Ramsey, Minnesota – A four-hour autopsy on music superstar Prince was conducted on Friday at the Midwest Medical Examiner’s Office in Ramsey, Minnesota, CNN reported. Investigators didn’t find evidence of trauma on his body, Sheriff Jim Olson said. He also clarified that there are no obvious signs of suicide, but it could take weeks to have the complete set of results, Martha Weaver said.
The Sheriff’s Office released the news on Friday afternoon, but the medical examiner’s office said that it would not publish any details until all the results are obtained.
The autopsy began early Friday, a day after Prince’s death stunned the world. The 57-year-old music star’s full name was Prince Rogers Nelson.

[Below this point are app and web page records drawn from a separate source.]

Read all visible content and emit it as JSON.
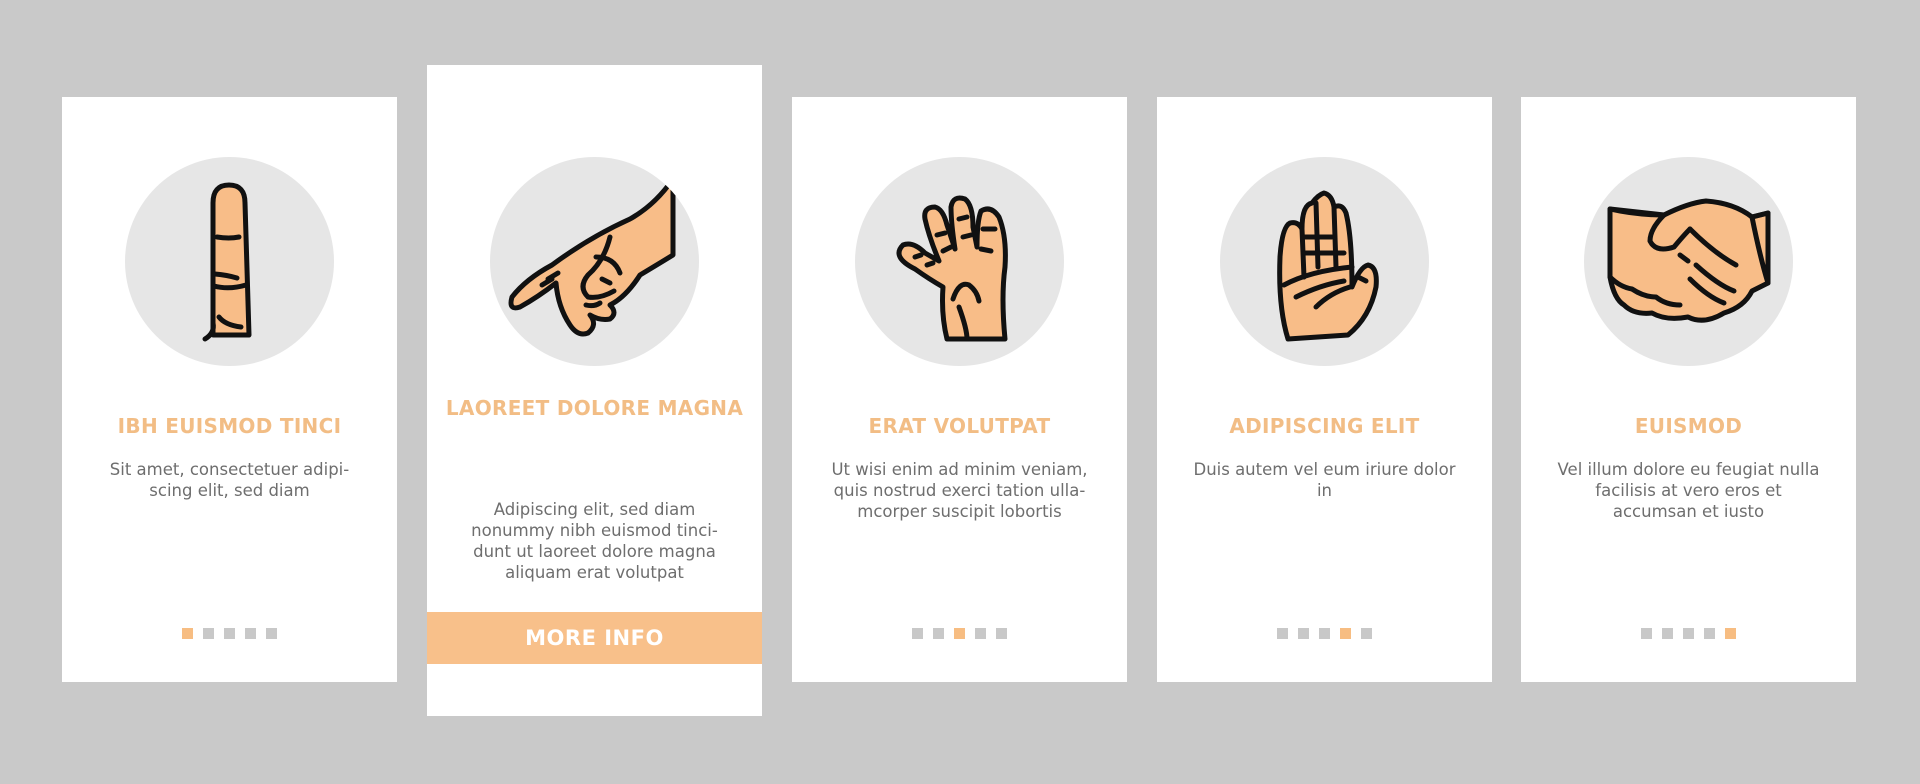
{
  "theme": {
    "background": "#c9c9c9",
    "card": "#ffffff",
    "accent": "#f7bd82",
    "title_color": "#f2bd85",
    "text_color": "#6e6e6e",
    "dot_inactive": "#c8c8c8",
    "icon_circle": "#e6e6e6",
    "skin": "#f8bd88"
  },
  "cards": [
    {
      "icon": "raised-finger-icon",
      "title": "IBH EUISMOD TINCI",
      "description": "Sit amet, consectetuer adipi-scing elit, sed diam",
      "active_page": 1,
      "total_pages": 5
    },
    {
      "icon": "pointing-hand-icon",
      "title": "LAOREET DOLORE MAGNA",
      "description": "Adipiscing elit, sed diam nonummy nibh euismod tinci-dunt ut laoreet dolore magna aliquam erat volutpat",
      "button_label": "MORE INFO"
    },
    {
      "icon": "spread-hand-icon",
      "title": "ERAT VOLUTPAT",
      "description": "Ut wisi enim ad minim veniam, quis nostrud exerci tation ulla-mcorper suscipit lobortis",
      "active_page": 3,
      "total_pages": 5
    },
    {
      "icon": "palm-hand-icon",
      "title": "ADIPISCING ELIT",
      "description": "Duis autem vel eum iriure dolor in",
      "active_page": 4,
      "total_pages": 5
    },
    {
      "icon": "handshake-icon",
      "title": "EUISMOD",
      "description": "Vel illum dolore eu feugiat nulla facilisis at vero eros et accumsan et iusto",
      "active_page": 5,
      "total_pages": 5
    }
  ]
}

He was found dead in an elevator at his studio in Chanhassen, Minnesota.
Authorities said paramedics unsuccessfully tried to perform CPR to revive him and Prince was pronounced dead at 10:07 a.m.

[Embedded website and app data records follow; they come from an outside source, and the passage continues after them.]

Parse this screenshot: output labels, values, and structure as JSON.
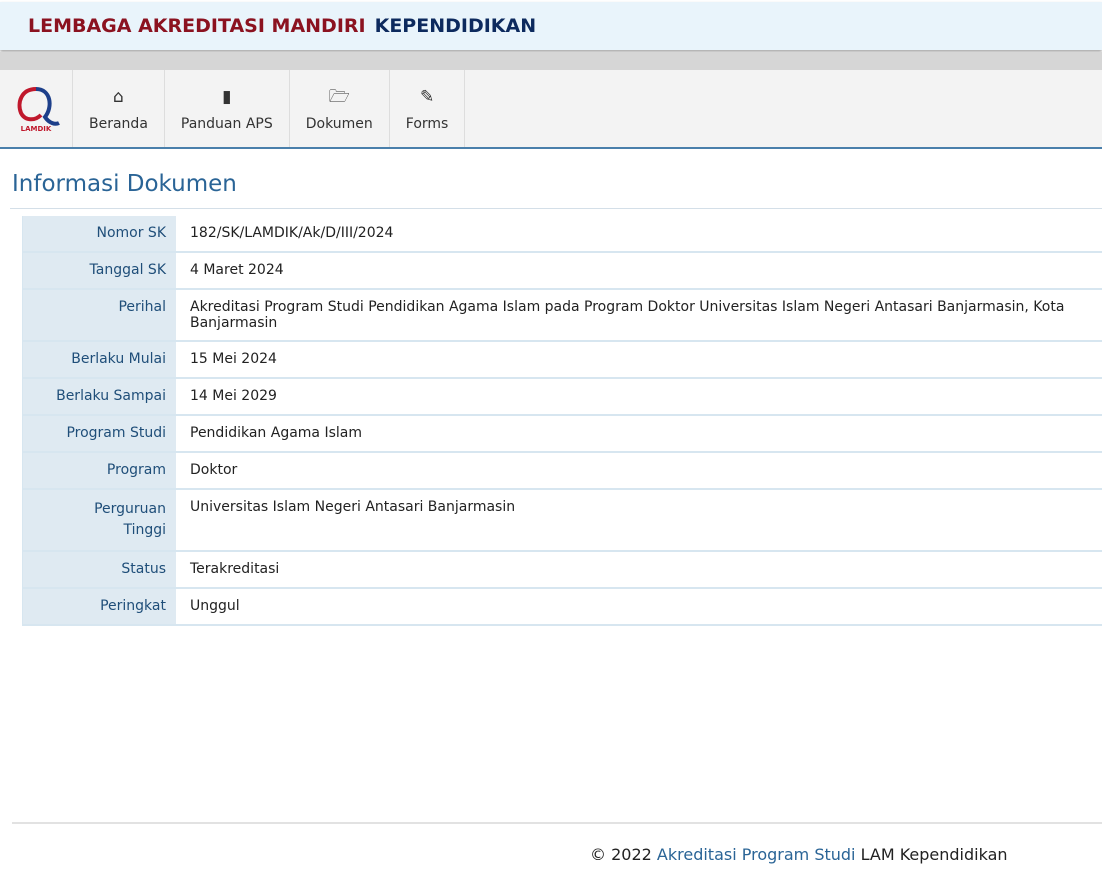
{
  "header": {
    "title_part1": "LEMBAGA AKREDITASI MANDIRI",
    "title_part2": "KEPENDIDIKAN"
  },
  "logo": {
    "text": "LAMDIK"
  },
  "nav": [
    {
      "label": "Beranda",
      "icon": "home-icon"
    },
    {
      "label": "Panduan APS",
      "icon": "book-icon"
    },
    {
      "label": "Dokumen",
      "icon": "folder-open-icon"
    },
    {
      "label": "Forms",
      "icon": "edit-icon"
    }
  ],
  "page_title": "Informasi Dokumen",
  "rows": [
    {
      "label": "Nomor SK",
      "value": "182/SK/LAMDIK/Ak/D/III/2024"
    },
    {
      "label": "Tanggal SK",
      "value": "4 Maret 2024"
    },
    {
      "label": "Perihal",
      "value": "Akreditasi Program Studi Pendidikan Agama Islam pada Program Doktor Universitas Islam Negeri Antasari Banjarmasin, Kota Banjarmasin"
    },
    {
      "label": "Berlaku Mulai",
      "value": "15 Mei 2024"
    },
    {
      "label": "Berlaku Sampai",
      "value": "14 Mei 2029"
    },
    {
      "label": "Program Studi",
      "value": "Pendidikan Agama Islam"
    },
    {
      "label": "Program",
      "value": "Doktor"
    },
    {
      "label": "Perguruan Tinggi",
      "value": "Universitas Islam Negeri Antasari Banjarmasin"
    },
    {
      "label": "Status",
      "value": "Terakreditasi"
    },
    {
      "label": "Peringkat",
      "value": "Unggul"
    }
  ],
  "footer": {
    "copyright": "© 2022",
    "link": "Akreditasi Program Studi",
    "suffix": "LAM Kependidikan"
  }
}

Earlier this month, the worldwide acclaimed artist postponed two shows he’d been set to perform at the Fox Theatre in Atlanta. The Fox said in a statement that he was “battling the flu.” Prince was able to take the stage a week later to perform unusually short sets, with each one lasting 80 minutes. It was just him at his piano playing his classic songs.
On April 15, he made an emergency landing as he was headed back home to Minnesota. The star was rushed to a hospital in Moline, Illinois. He appeared on Saturday before a group of fans at a Paisley Park dance party, where he was shown a new purple Yamaha piano and a guitar that was made for the artist in Europe.
Minneapolis Star Tribune critic Jon Bream wrote on Sunday that his appearance was intended to prove he was well after the exaggerated reports of his health. Bream pointed out that Prince showed off his new guitar but didn’t play it. His appearance wasn’t aimed at performing at all.
Prince’s ‘Purple Rain’
Prince earned 30 Grammy nominations and won seven awards. He was known for creating the so-called Minneapolis sound, a unique and funky blend of synth, pop, and new wave. He was considered an iconic figure of the 1980s, though his fame never fell through the years. The artist reached the height of fame with “Purple Rain” a 1984 film about an aspiring musician, his budding romance, and struggles in life.
“When I heard (the news of his death), it was like the finality of a giant chapter of my life knowing that there would be no more music,” said Allison Werthmann-Radnich, a fan who danced on the streets of Minneapolis as a tribute to Prince, CNN reported.